**Task to carry out:**
Where a line below holds the string "ffffff", that line goes into the answer.
[Opening Record extracts section]
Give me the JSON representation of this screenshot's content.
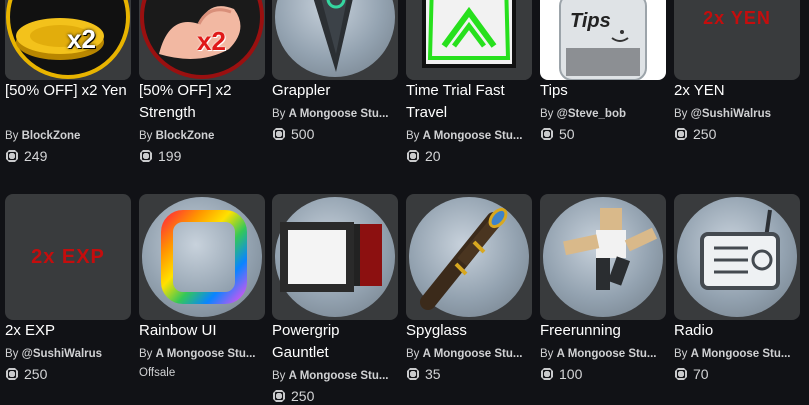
{
  "items": [
    {
      "title": "[50% OFF] x2 Yen",
      "creator_prefix": "By",
      "creator": "BlockZone",
      "price": "249",
      "thumb_label": "x2",
      "thumb_icon": "gold-coin-icon"
    },
    {
      "title": "[50% OFF] x2 Strength",
      "creator_prefix": "By",
      "creator": "BlockZone",
      "price": "199",
      "thumb_label": "x2",
      "thumb_icon": "muscle-arm-icon"
    },
    {
      "title": "Grappler",
      "creator_prefix": "By",
      "creator": "A Mongoose Stu...",
      "price": "500",
      "thumb_icon": "grappler-icon"
    },
    {
      "title": "Time Trial Fast Travel",
      "creator_prefix": "By",
      "creator": "A Mongoose Stu...",
      "price": "20",
      "thumb_icon": "chevron-up-icon"
    },
    {
      "title": "Tips",
      "creator_prefix": "By",
      "creator": "@Steve_bob",
      "price": "50",
      "thumb_label": "Tips",
      "thumb_icon": "tip-jar-icon"
    },
    {
      "title": "2x YEN",
      "creator_prefix": "By",
      "creator": "@SushiWalrus",
      "price": "250",
      "thumb_label": "2x YEN"
    },
    {
      "title": "2x EXP",
      "creator_prefix": "By",
      "creator": "@SushiWalrus",
      "price": "250",
      "thumb_label": "2x EXP"
    },
    {
      "title": "Rainbow UI",
      "creator_prefix": "By",
      "creator": "A Mongoose Stu...",
      "status": "Offsale",
      "thumb_icon": "rainbow-frame-icon"
    },
    {
      "title": "Powergrip Gauntlet",
      "creator_prefix": "By",
      "creator": "A Mongoose Stu...",
      "price": "250",
      "thumb_icon": "gauntlet-icon"
    },
    {
      "title": "Spyglass",
      "creator_prefix": "By",
      "creator": "A Mongoose Stu...",
      "price": "35",
      "thumb_icon": "spyglass-icon"
    },
    {
      "title": "Freerunning",
      "creator_prefix": "By",
      "creator": "A Mongoose Stu...",
      "price": "100",
      "thumb_icon": "runner-icon"
    },
    {
      "title": "Radio",
      "creator_prefix": "By",
      "creator": "A Mongoose Stu...",
      "price": "70",
      "thumb_icon": "radio-icon"
    }
  ],
  "currency_icon": "robux-icon",
  "colors": {
    "background": "#111216",
    "card": "#393b3d",
    "text": "#ffffff",
    "muted": "#d0d1d3",
    "label_red": "#c40d0d"
  }
}
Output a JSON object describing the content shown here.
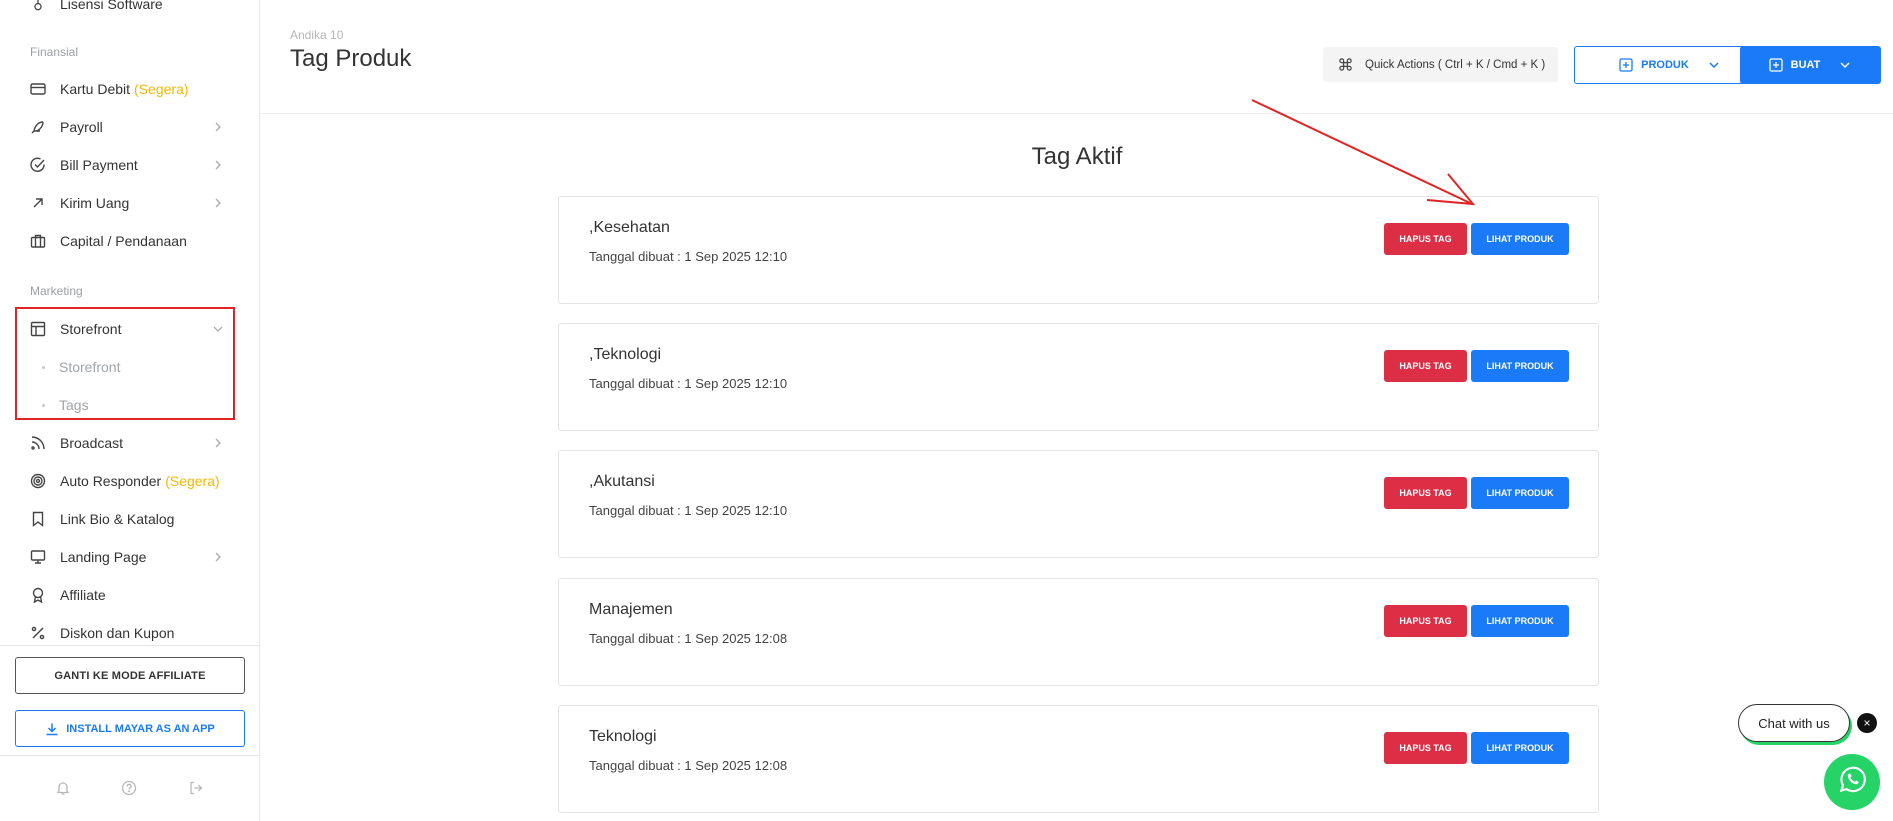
{
  "sidebar": {
    "top_partial_item": "Lisensi Software",
    "sections": {
      "finansial": "Finansial",
      "marketing": "Marketing"
    },
    "finansial_items": [
      {
        "label": "Kartu Debit",
        "badge": "(Segera)",
        "icon": "credit-card-icon"
      },
      {
        "label": "Payroll",
        "icon": "feather-icon"
      },
      {
        "label": "Bill Payment",
        "icon": "check-circle-icon"
      },
      {
        "label": "Kirim Uang",
        "icon": "arrow-up-right-icon"
      },
      {
        "label": "Capital / Pendanaan",
        "icon": "briefcase-icon"
      }
    ],
    "marketing_items": [
      {
        "label": "Storefront",
        "icon": "layout-icon"
      },
      {
        "label": "Broadcast",
        "icon": "rss-icon"
      },
      {
        "label": "Auto Responder",
        "badge": "(Segera)",
        "icon": "target-icon"
      },
      {
        "label": "Link Bio & Katalog",
        "icon": "bookmark-icon"
      },
      {
        "label": "Landing Page",
        "icon": "monitor-icon"
      },
      {
        "label": "Affiliate",
        "icon": "award-icon"
      },
      {
        "label": "Diskon dan Kupon",
        "icon": "percent-icon"
      }
    ],
    "storefront_sub": [
      "Storefront",
      "Tags"
    ],
    "affiliate_mode_button": "GANTI KE MODE AFFILIATE",
    "install_button": "INSTALL MAYAR AS AN APP"
  },
  "header": {
    "breadcrumb": "Andika 10",
    "title": "Tag Produk",
    "quick_actions": "Quick Actions ( Ctrl + K / Cmd + K )",
    "produk_button": "PRODUK",
    "buat_button": "BUAT"
  },
  "main": {
    "section_title": "Tag Aktif",
    "delete_label": "HAPUS TAG",
    "view_label": "LIHAT PRODUK",
    "tags": [
      {
        "name": ",Kesehatan",
        "date": "Tanggal dibuat : 1 Sep 2025 12:10"
      },
      {
        "name": ",Teknologi",
        "date": "Tanggal dibuat : 1 Sep 2025 12:10"
      },
      {
        "name": ",Akutansi",
        "date": "Tanggal dibuat : 1 Sep 2025 12:10"
      },
      {
        "name": "Manajemen",
        "date": "Tanggal dibuat : 1 Sep 2025 12:08"
      },
      {
        "name": "Teknologi",
        "date": "Tanggal dibuat : 1 Sep 2025 12:08"
      }
    ]
  },
  "chat": {
    "label": "Chat with us",
    "close": "×"
  },
  "colors": {
    "primary": "#1a7af8",
    "danger": "#dc2f45",
    "badge": "#f5b800",
    "annotation": "#e02424",
    "whatsapp": "#25d366"
  }
}
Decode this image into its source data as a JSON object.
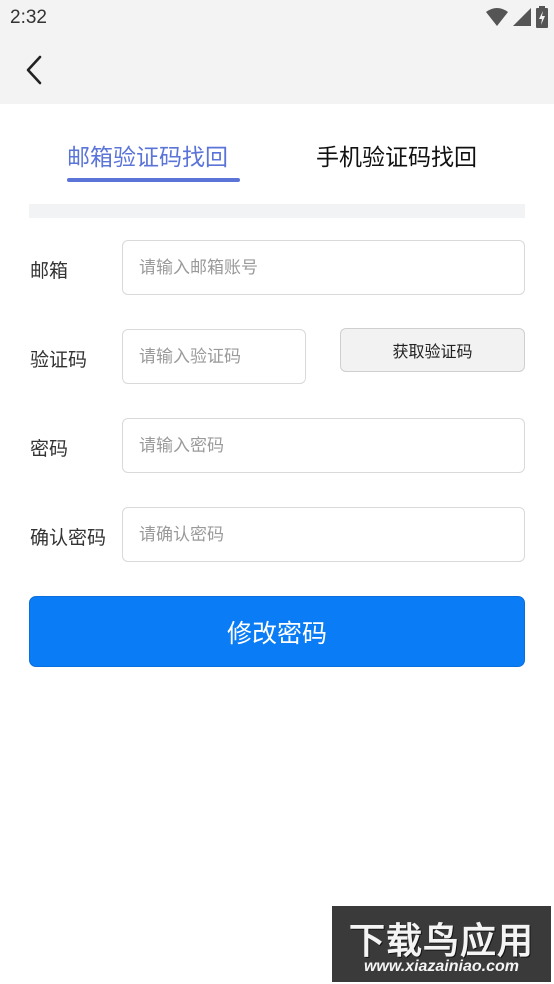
{
  "status_bar": {
    "time": "2:32",
    "icons": [
      "wifi-icon",
      "signal-icon",
      "battery-charging-icon"
    ]
  },
  "app_bar": {
    "back_icon": "chevron-left-icon"
  },
  "tabs": [
    {
      "label": "邮箱验证码找回",
      "active": true
    },
    {
      "label": "手机验证码找回",
      "active": false
    }
  ],
  "form": {
    "email": {
      "label": "邮箱",
      "placeholder": "请输入邮箱账号",
      "value": ""
    },
    "code": {
      "label": "验证码",
      "placeholder": "请输入验证码",
      "value": "",
      "button_label": "获取验证码"
    },
    "password": {
      "label": "密码",
      "placeholder": "请输入密码",
      "value": ""
    },
    "confirm": {
      "label": "确认密码",
      "placeholder": "请确认密码",
      "value": ""
    },
    "submit_label": "修改密码"
  },
  "watermark": {
    "title": "下载鸟应用",
    "url": "www.xiazainiao.com"
  },
  "colors": {
    "accent": "#5b74d8",
    "primary_button": "#0a7cf5",
    "status_bar_bg": "#f3f3f3"
  }
}
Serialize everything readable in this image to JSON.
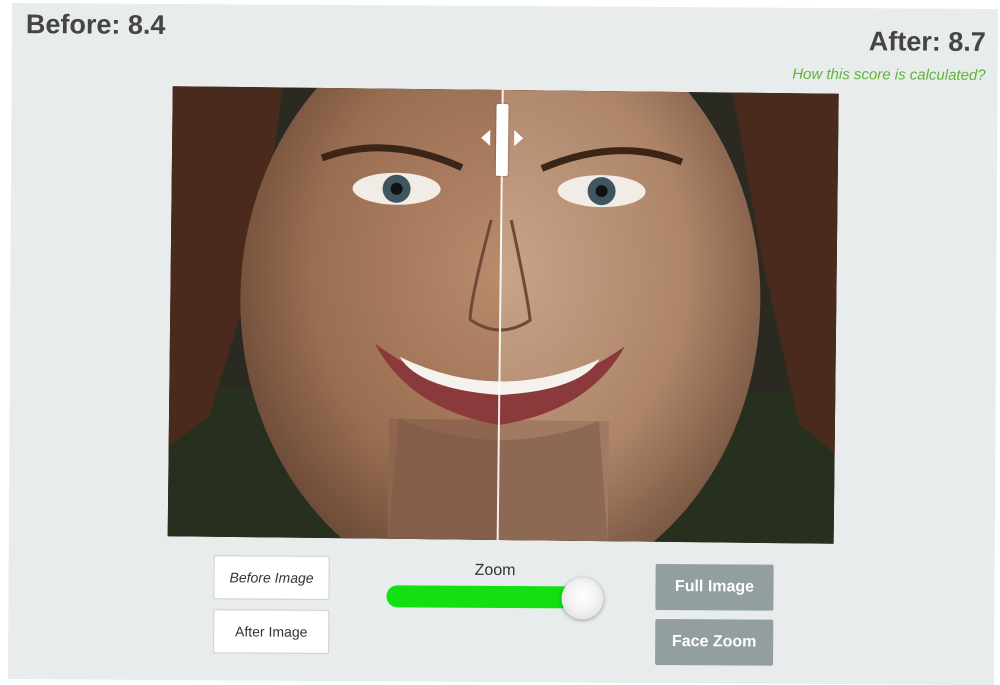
{
  "scores": {
    "before_label": "Before: 8.4",
    "after_label": "After: 8.7",
    "how_calculated_link": "How this score is calculated?"
  },
  "viewer": {
    "image_subject": "smiling woman portrait with freckles, split before/after comparison",
    "split_position_percent": 50
  },
  "buttons": {
    "before_image": "Before Image",
    "after_image": "After Image",
    "full_image": "Full Image",
    "face_zoom": "Face Zoom"
  },
  "zoom": {
    "label": "Zoom",
    "value_percent": 95
  },
  "colors": {
    "score_link": "#5fb336",
    "zoom_track": "#12e012",
    "gray_button": "#939e9e",
    "panel_bg": "#e9ecec"
  },
  "icons": {
    "split_handle": "drag-handle-icon",
    "left_arrow": "arrow-left-icon",
    "right_arrow": "arrow-right-icon"
  }
}
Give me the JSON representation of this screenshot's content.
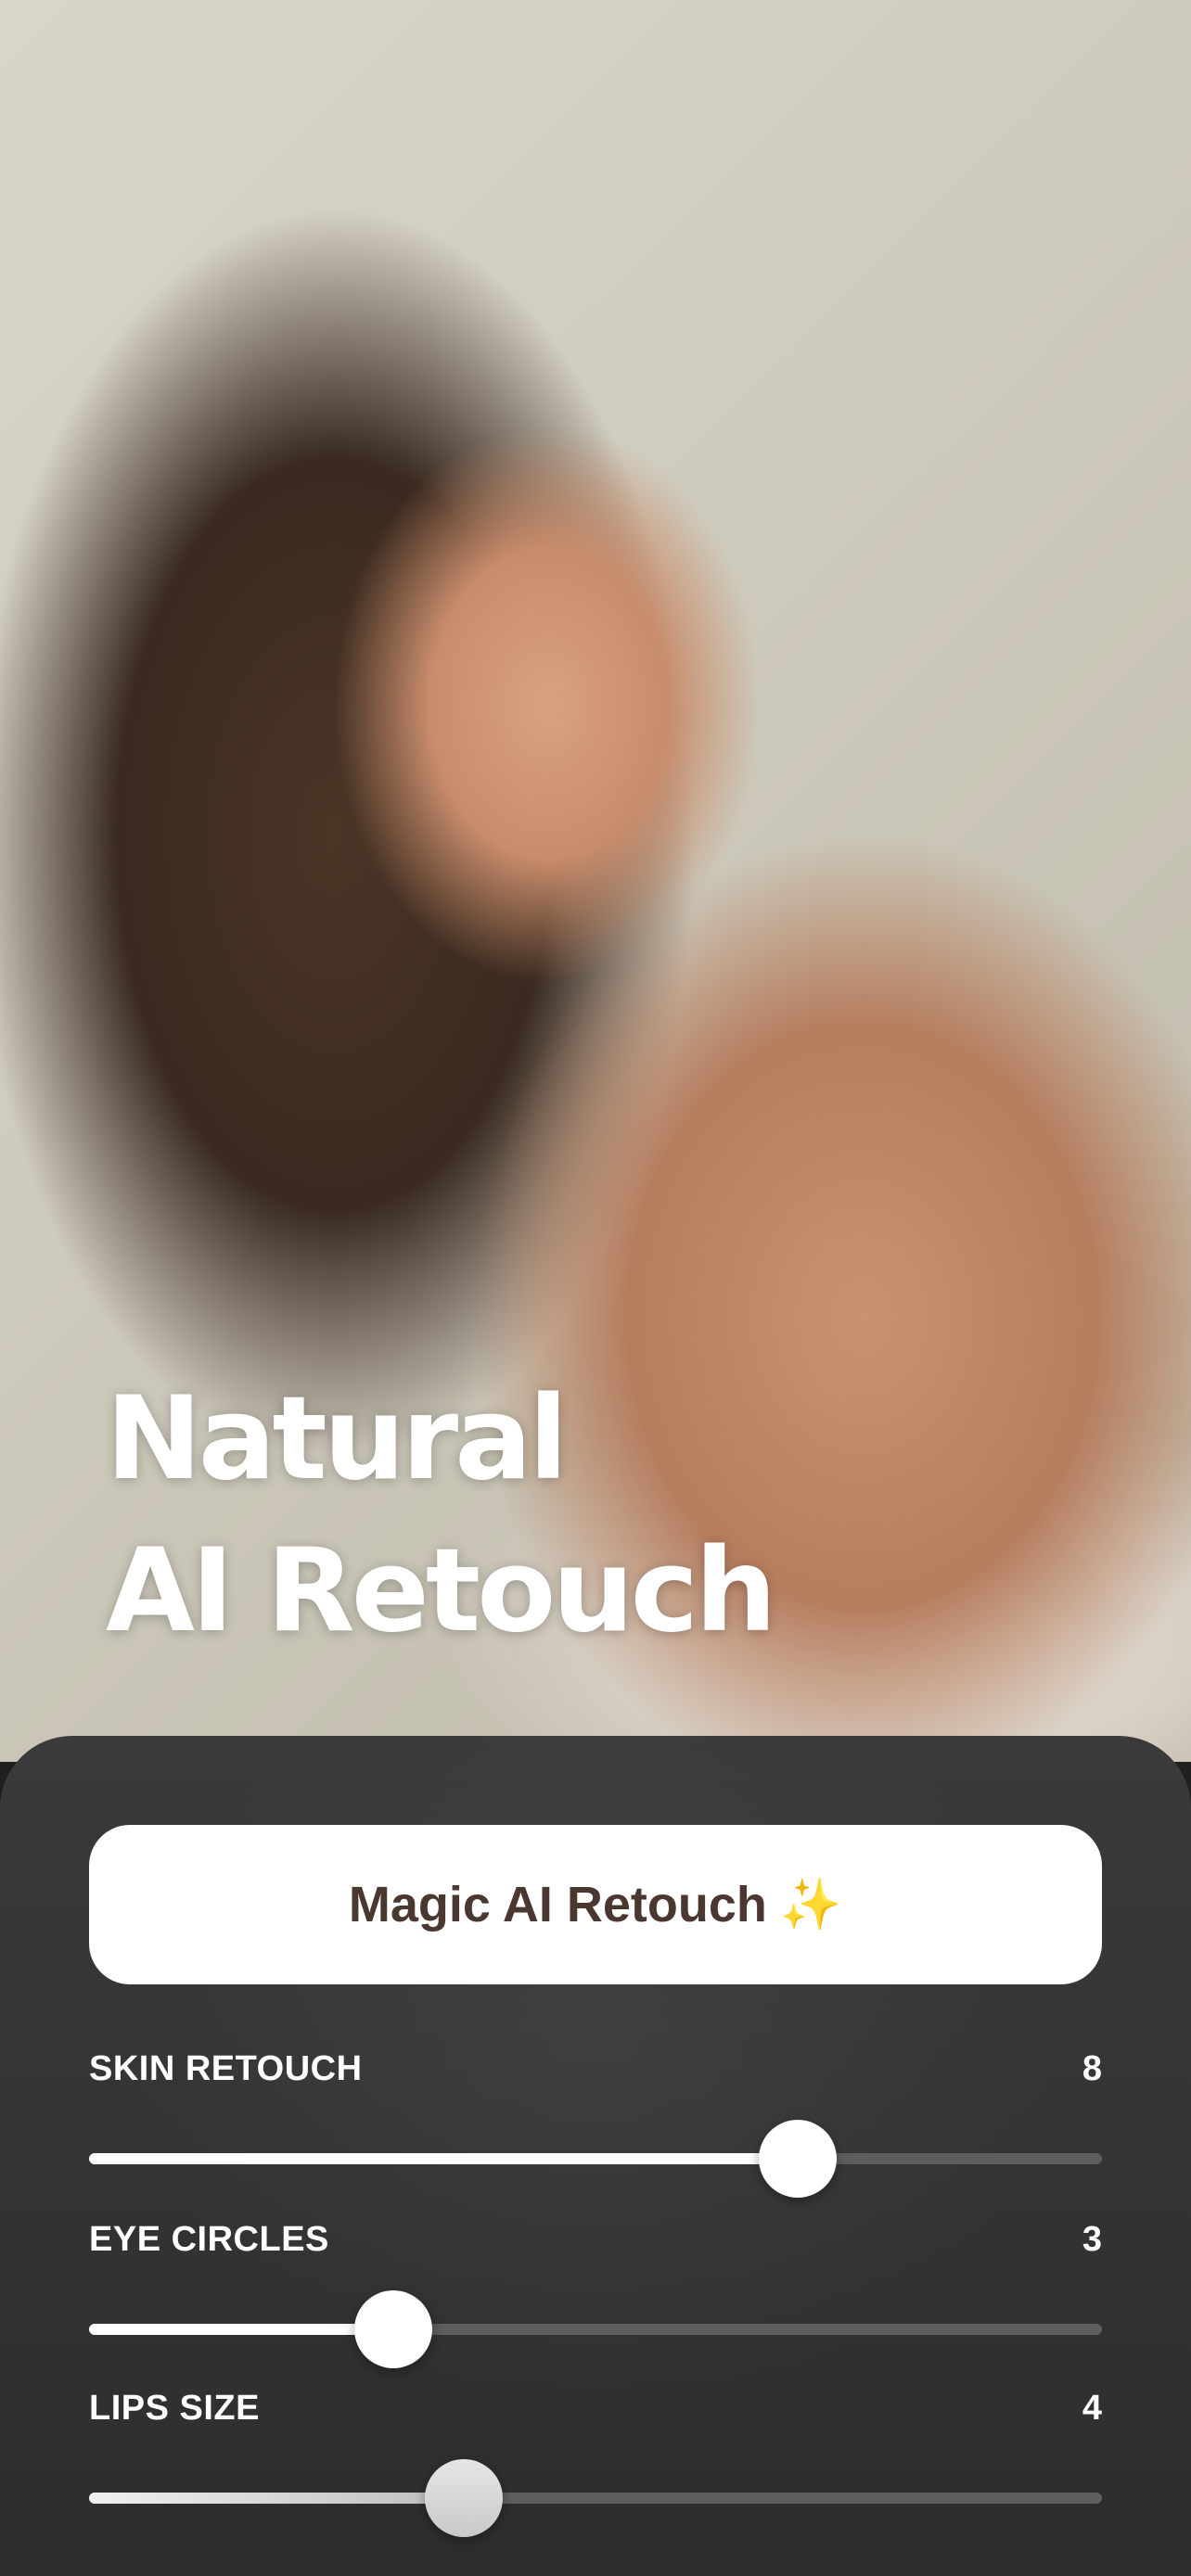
{
  "hero": {
    "title_line1": "Natural",
    "title_line2": "AI Retouch"
  },
  "panel": {
    "magic_button": {
      "label": "Magic AI Retouch",
      "emoji": "✨"
    },
    "sliders": [
      {
        "label": "SKIN  RETOUCH",
        "value": "8",
        "fill_fraction": 0.7
      },
      {
        "label": "EYE CIRCLES",
        "value": "3",
        "fill_fraction": 0.3
      },
      {
        "label": "LIPS SIZE",
        "value": "4",
        "fill_fraction": 0.37
      }
    ]
  },
  "colors": {
    "panel_bg": "#2d2d2d",
    "button_bg": "#ffffff",
    "button_text": "#4a3830",
    "track": "#5e5e5e",
    "fill": "#ffffff"
  }
}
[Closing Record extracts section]
**Task solution:**
    "text": "#ffffff",
    "button_bg": "#ffffff",
    "fill": "#ffffff"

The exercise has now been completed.